---------- Records shown ----------
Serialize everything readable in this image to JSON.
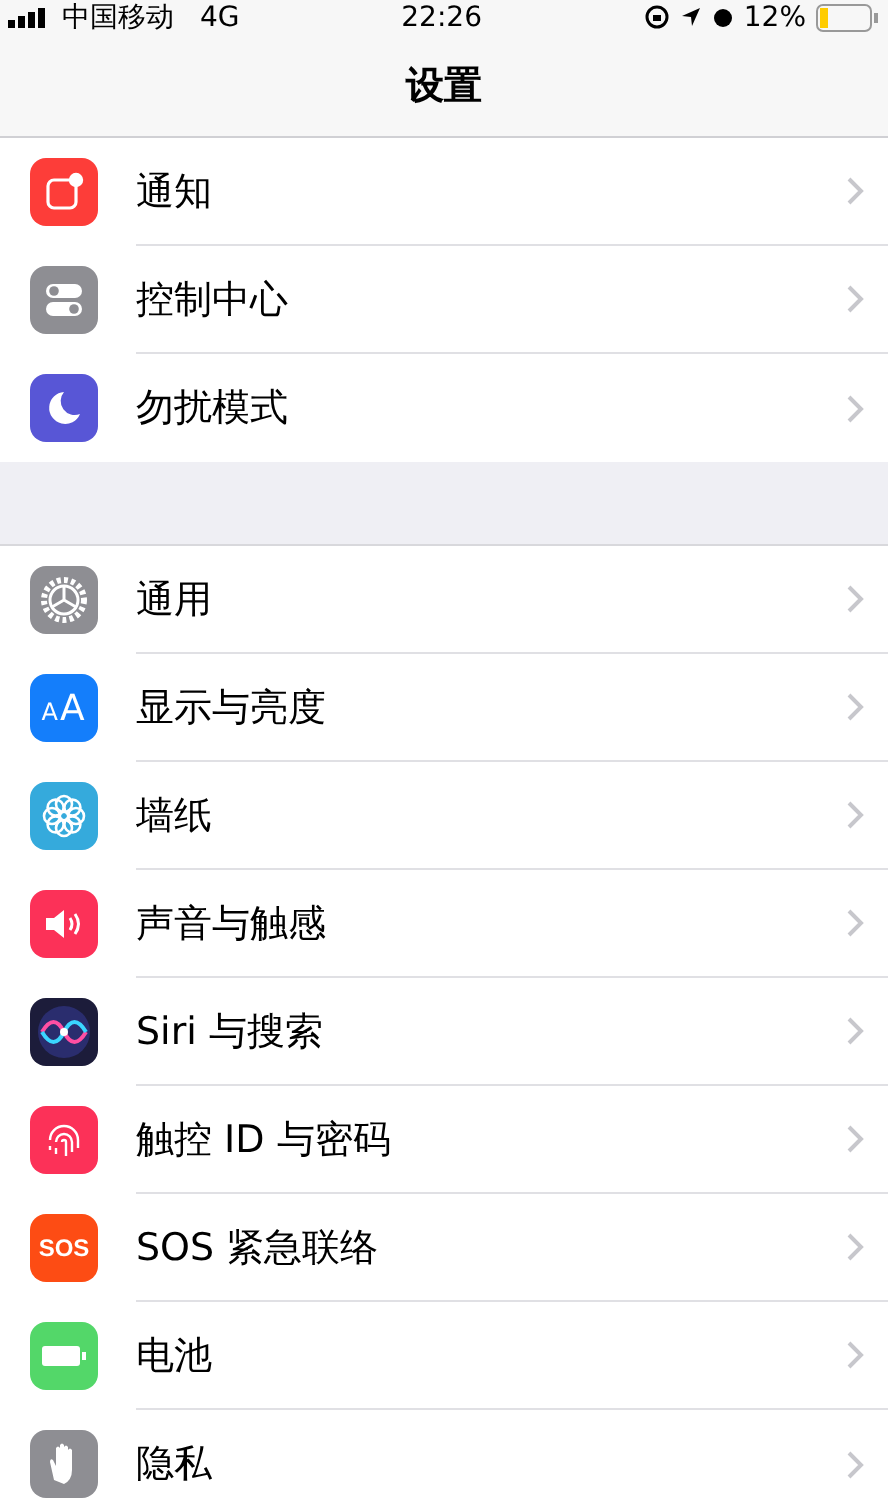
{
  "status_bar": {
    "carrier": "中国移动",
    "network": "4G",
    "time": "22:26",
    "battery_percent": "12%"
  },
  "nav_bar": {
    "title": "设置"
  },
  "groups": [
    {
      "items": [
        {
          "kind": "notifications",
          "label": "通知",
          "color": "#fd3d39"
        },
        {
          "kind": "control",
          "label": "控制中心",
          "color": "#8e8e93"
        },
        {
          "kind": "moon",
          "label": "勿扰模式",
          "color": "#5856d6"
        }
      ]
    },
    {
      "items": [
        {
          "kind": "gear",
          "label": "通用",
          "color": "#8e8e93"
        },
        {
          "kind": "display",
          "label": "显示与亮度",
          "color": "#147efb",
          "icon_text": "AA"
        },
        {
          "kind": "flower",
          "label": "墙纸",
          "color": "#35aadc"
        },
        {
          "kind": "sound",
          "label": "声音与触感",
          "color": "#fc3158"
        },
        {
          "kind": "siri",
          "label": "Siri 与搜索",
          "color": "#1c1c3a"
        },
        {
          "kind": "fingerprint",
          "label": "触控 ID 与密码",
          "color": "#fc3158"
        },
        {
          "kind": "sos",
          "label": "SOS 紧急联络",
          "color": "#fd4c14",
          "icon_text": "SOS"
        },
        {
          "kind": "battery",
          "label": "电池",
          "color": "#53d769"
        },
        {
          "kind": "hand",
          "label": "隐私",
          "color": "#8e8e93"
        }
      ]
    }
  ]
}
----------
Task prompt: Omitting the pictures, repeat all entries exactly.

Solution for this exercise:
Serialize everything readable in this image to JSON.
{
  "status_bar": {
    "carrier": "中国移动",
    "network": "4G",
    "time": "22:26",
    "battery_percent": "12%"
  },
  "nav_bar": {
    "title": "设置"
  },
  "groups": [
    {
      "items": [
        {
          "kind": "notifications",
          "label": "通知",
          "color": "#fd3d39"
        },
        {
          "kind": "control",
          "label": "控制中心",
          "color": "#8e8e93"
        },
        {
          "kind": "moon",
          "label": "勿扰模式",
          "color": "#5856d6"
        }
      ]
    },
    {
      "items": [
        {
          "kind": "gear",
          "label": "通用",
          "color": "#8e8e93"
        },
        {
          "kind": "display",
          "label": "显示与亮度",
          "color": "#147efb",
          "icon_text": "AA"
        },
        {
          "kind": "flower",
          "label": "墙纸",
          "color": "#35aadc"
        },
        {
          "kind": "sound",
          "label": "声音与触感",
          "color": "#fc3158"
        },
        {
          "kind": "siri",
          "label": "Siri 与搜索",
          "color": "#1c1c3a"
        },
        {
          "kind": "fingerprint",
          "label": "触控 ID 与密码",
          "color": "#fc3158"
        },
        {
          "kind": "sos",
          "label": "SOS 紧急联络",
          "color": "#fd4c14",
          "icon_text": "SOS"
        },
        {
          "kind": "battery",
          "label": "电池",
          "color": "#53d769"
        },
        {
          "kind": "hand",
          "label": "隐私",
          "color": "#8e8e93"
        }
      ]
    }
  ]
}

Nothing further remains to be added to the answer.